The readings for this week explore the spatial logic of being beside in their various explanatory forms: expositions of poems, artworks, poems-as-art, and (even) science projects. There is a noticeable strangeness to Hayward’s article, which does not seem to follow any kind of rhetorical logic. Rather than proving a hypothesis, she arranges her argument according to constellations of related topics. She seems to slip between scientific explication and memoir quite easily; anecdotes about her personal relationship with Cris are given equal weight with scientific/theoretical citations. She often falls into a kind of deferral of becoming-language, creating ecologies of synonyms-with-slight-difference: “My sensual, sexy fingeryeye involvement with B. elegans led me phenomenologically, perversely, similarly to disarticulate sex, sexuality, and reproduction” (589). The same kind of play may be seen in Donna Haraway’s Foreword to the Crochet Coral Reef, which sets a multiplicity of terms side by side: “This hyperbolic reef is material, figurative, collaborative, tentacular, worldly, dispersed within the tissues and across the surfaces of terra, playful, serious, mathematical, artistic, scientific fabulous, feminist, exceeding gender, and multispeciest” [emphases mine] (Haraway 11). According to this kind metonymic logic, we are asked to consider Hayward’s piece alongside her cup coral experience, rather than as a logical extension of it. Perhaps this is why, when we arrive at the abstract at the end of Hayward’s piece, it seems like an afterthought, descriptive of perhaps another project because it restricts itself to a purely academic language.

By the same token, it is crucial that Howe’s Spontaneous Particulars has been transposed from its original lecture and slideshow form into a book.

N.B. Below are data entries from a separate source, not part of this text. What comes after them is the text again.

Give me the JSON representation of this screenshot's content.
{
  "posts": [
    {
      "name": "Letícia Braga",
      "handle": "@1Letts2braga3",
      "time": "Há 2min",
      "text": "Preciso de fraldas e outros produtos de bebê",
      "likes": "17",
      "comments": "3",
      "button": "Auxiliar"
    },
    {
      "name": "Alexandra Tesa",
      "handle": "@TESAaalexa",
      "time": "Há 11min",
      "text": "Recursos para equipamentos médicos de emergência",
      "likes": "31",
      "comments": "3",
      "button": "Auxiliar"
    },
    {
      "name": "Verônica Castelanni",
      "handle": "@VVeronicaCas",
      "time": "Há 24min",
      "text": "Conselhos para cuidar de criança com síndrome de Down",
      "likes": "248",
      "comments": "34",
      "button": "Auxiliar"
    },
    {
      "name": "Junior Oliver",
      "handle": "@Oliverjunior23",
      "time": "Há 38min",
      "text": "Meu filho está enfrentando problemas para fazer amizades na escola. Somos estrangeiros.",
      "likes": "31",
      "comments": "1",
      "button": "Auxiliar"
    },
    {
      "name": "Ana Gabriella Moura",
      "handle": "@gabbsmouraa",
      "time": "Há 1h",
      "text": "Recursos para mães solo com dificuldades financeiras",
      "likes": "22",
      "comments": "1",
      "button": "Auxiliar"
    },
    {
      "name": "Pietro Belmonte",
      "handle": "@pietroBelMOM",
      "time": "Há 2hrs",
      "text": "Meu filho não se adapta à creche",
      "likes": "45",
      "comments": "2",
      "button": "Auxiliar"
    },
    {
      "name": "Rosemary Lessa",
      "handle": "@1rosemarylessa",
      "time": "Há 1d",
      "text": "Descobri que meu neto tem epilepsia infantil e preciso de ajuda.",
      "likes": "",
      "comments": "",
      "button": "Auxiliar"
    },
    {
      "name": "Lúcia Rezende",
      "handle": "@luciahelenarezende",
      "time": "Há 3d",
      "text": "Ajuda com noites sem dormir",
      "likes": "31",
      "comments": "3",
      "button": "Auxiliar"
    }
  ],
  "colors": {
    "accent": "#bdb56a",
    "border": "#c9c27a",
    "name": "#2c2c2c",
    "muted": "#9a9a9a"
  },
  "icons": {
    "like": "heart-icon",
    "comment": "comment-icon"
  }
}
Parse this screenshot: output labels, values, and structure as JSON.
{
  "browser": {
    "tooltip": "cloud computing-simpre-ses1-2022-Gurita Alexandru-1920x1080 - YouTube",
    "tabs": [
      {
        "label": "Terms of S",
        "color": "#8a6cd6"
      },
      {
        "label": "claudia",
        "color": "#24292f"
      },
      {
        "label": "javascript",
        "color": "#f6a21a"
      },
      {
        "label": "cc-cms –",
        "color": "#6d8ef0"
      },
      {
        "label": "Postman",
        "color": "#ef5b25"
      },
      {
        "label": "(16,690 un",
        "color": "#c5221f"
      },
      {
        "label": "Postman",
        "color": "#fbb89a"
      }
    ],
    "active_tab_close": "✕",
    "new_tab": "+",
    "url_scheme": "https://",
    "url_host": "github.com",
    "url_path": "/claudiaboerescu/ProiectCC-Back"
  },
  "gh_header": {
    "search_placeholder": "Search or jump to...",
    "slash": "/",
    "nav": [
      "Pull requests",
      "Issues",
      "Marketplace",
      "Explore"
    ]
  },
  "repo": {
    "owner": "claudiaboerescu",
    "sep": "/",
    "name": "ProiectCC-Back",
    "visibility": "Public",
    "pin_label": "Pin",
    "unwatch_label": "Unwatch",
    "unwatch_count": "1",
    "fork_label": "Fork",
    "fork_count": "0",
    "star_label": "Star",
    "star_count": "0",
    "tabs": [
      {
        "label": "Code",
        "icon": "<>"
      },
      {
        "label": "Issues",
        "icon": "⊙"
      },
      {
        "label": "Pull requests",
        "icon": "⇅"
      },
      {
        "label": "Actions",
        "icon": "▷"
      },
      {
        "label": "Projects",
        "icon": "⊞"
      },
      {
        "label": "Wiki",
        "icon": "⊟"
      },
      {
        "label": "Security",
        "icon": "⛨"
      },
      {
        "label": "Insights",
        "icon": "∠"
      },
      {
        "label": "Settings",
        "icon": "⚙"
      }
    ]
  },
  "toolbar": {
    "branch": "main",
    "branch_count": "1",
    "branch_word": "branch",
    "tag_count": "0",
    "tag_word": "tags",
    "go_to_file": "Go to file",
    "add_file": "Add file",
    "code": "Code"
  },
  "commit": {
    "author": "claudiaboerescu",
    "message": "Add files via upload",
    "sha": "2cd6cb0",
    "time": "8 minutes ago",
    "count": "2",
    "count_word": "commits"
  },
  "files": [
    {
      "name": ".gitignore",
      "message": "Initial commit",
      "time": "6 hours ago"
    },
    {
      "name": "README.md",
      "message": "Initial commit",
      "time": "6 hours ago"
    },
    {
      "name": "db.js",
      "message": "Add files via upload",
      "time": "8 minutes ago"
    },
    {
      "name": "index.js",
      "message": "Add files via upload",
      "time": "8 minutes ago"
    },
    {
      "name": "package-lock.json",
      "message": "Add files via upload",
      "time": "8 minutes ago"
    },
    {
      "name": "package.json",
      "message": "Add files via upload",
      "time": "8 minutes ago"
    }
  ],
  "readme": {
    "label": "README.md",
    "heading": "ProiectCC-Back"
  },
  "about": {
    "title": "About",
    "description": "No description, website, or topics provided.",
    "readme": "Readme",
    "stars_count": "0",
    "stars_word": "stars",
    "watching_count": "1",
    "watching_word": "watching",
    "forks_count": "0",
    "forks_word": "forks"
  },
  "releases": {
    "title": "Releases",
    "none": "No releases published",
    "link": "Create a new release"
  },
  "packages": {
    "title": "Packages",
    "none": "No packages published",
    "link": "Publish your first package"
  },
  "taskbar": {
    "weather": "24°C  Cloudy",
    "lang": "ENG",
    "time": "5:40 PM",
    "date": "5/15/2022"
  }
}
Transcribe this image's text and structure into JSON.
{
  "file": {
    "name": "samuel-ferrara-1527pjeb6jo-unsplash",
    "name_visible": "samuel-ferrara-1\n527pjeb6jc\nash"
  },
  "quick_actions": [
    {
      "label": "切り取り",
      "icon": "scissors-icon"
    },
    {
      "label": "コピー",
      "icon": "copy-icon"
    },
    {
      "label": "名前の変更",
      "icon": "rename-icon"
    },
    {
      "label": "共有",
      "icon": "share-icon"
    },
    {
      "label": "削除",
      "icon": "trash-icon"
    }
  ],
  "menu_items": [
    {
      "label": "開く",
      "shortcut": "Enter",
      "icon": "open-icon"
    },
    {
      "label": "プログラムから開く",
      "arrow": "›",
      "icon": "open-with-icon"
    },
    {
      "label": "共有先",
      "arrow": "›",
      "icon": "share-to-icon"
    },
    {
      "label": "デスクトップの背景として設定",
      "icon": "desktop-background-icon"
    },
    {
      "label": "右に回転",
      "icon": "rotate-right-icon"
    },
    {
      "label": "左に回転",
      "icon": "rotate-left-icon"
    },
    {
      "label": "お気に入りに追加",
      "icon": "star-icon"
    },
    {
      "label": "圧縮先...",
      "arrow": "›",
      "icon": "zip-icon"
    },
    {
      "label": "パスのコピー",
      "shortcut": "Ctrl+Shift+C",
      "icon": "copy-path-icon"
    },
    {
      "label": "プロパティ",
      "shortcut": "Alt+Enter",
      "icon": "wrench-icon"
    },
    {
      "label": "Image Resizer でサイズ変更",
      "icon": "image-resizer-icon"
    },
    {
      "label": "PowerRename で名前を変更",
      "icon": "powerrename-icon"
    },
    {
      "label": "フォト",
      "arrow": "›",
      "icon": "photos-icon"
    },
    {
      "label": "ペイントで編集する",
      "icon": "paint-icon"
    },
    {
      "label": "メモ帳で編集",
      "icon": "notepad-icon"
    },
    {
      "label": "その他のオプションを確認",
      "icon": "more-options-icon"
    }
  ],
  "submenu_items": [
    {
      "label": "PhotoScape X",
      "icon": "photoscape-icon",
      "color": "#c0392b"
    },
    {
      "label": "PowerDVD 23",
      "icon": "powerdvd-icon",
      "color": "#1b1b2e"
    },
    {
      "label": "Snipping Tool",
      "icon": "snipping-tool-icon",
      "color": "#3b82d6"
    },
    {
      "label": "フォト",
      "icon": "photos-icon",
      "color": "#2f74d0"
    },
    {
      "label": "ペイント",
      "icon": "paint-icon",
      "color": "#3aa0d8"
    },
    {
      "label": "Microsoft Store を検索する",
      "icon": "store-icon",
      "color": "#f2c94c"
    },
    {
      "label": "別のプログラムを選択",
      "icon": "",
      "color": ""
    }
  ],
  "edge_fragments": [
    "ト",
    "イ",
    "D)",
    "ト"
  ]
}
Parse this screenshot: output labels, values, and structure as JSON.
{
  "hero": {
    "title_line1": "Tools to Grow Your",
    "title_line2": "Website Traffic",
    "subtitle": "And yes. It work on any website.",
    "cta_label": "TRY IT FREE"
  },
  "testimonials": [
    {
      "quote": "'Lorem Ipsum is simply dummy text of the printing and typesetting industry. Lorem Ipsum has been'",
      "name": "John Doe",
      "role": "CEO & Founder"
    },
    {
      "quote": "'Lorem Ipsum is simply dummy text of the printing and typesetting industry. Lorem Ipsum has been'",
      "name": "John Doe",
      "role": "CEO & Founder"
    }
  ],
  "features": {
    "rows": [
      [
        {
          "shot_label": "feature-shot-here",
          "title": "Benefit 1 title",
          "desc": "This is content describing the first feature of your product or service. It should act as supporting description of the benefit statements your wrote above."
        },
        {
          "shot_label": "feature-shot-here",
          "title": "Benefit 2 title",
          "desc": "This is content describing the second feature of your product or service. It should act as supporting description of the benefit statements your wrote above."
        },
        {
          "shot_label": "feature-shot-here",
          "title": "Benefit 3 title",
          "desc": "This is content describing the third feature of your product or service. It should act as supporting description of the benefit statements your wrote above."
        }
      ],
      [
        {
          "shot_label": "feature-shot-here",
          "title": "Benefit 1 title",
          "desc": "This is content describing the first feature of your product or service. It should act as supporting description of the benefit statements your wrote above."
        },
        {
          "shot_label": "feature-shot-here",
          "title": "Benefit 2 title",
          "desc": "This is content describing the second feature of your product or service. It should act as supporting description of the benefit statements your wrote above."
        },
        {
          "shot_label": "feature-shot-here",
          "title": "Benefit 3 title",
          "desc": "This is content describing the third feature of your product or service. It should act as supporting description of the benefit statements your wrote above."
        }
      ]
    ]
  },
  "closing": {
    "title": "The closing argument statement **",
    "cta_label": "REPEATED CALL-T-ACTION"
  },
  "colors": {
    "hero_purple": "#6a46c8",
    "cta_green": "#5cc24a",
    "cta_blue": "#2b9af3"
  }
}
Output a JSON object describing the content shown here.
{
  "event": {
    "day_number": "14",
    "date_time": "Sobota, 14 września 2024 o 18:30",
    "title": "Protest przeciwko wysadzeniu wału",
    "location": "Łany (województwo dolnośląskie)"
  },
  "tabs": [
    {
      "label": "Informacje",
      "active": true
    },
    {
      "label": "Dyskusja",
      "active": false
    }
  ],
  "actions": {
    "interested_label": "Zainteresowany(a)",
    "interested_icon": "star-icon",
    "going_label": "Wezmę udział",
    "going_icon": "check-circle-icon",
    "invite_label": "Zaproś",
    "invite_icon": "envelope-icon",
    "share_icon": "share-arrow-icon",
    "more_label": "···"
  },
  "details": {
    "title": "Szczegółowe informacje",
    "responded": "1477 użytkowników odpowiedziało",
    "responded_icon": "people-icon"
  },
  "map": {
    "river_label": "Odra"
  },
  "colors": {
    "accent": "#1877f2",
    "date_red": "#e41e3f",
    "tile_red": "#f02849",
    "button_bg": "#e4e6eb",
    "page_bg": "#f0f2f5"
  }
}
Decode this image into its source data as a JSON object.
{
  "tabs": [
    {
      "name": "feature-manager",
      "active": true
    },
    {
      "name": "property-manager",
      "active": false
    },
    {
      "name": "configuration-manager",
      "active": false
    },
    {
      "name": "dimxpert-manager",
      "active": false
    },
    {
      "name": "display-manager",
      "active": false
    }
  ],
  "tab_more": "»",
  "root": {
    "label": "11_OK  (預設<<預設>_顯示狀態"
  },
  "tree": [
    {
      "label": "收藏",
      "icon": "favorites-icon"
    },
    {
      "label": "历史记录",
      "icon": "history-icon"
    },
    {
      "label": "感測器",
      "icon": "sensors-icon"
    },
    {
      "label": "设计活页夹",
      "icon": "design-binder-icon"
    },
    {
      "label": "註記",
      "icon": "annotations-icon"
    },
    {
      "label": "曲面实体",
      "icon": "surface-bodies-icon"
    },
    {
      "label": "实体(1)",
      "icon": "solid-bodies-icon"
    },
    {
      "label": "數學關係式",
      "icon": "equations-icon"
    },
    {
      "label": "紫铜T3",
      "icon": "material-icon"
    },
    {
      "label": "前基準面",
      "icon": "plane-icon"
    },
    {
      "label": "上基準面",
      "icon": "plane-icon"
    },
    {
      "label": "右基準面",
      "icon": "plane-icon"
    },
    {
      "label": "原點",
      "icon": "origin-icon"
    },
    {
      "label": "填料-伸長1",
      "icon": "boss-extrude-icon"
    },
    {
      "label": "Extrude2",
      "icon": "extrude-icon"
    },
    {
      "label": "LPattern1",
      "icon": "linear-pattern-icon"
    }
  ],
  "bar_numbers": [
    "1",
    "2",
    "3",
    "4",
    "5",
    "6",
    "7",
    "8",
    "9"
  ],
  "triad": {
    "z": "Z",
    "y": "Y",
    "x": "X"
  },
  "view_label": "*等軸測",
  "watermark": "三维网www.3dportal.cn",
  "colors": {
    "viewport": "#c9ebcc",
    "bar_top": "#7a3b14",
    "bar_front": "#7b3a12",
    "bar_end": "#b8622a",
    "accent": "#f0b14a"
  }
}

This volume spatializes the strange “telepathy of archives”: how images and objects communicate with each other across disciplines and across distances. It is important that “telepathy” is here a non-linguistic term, that the dialogue between archival materials (and with those who study them) is one that creates meaning by both collapsing and maintaining distance between objects. As in The Gorgeous Nothings, Howe prints transcriptions and their originals side by side, as if to say these are both one poem, and yet are not the same; they must be known in their comparison, their continuity, and in the irreducible distance that remains between them. There is thus something about the mode of description that, despite its claim to exposition, actually exceeds language—precisely because it is to the side of it. Even Howe’s biographical or historical interjections read as poetic, consecrated by their proximity to relic. Descriptions are not explanations, but “rubbings[,] of reality,” depending on their activation by touch and contiguity (Howe 34). Forewords, captions, scientific journals, and even Webster’s dictionary entries may have affective freight: “Often the Calvinist lexographer’s terse definitions, particularly when read aloud, resemble prose poems” (26).

 

 

Leave a Reply

Your email address will not be published. Required fields are marked *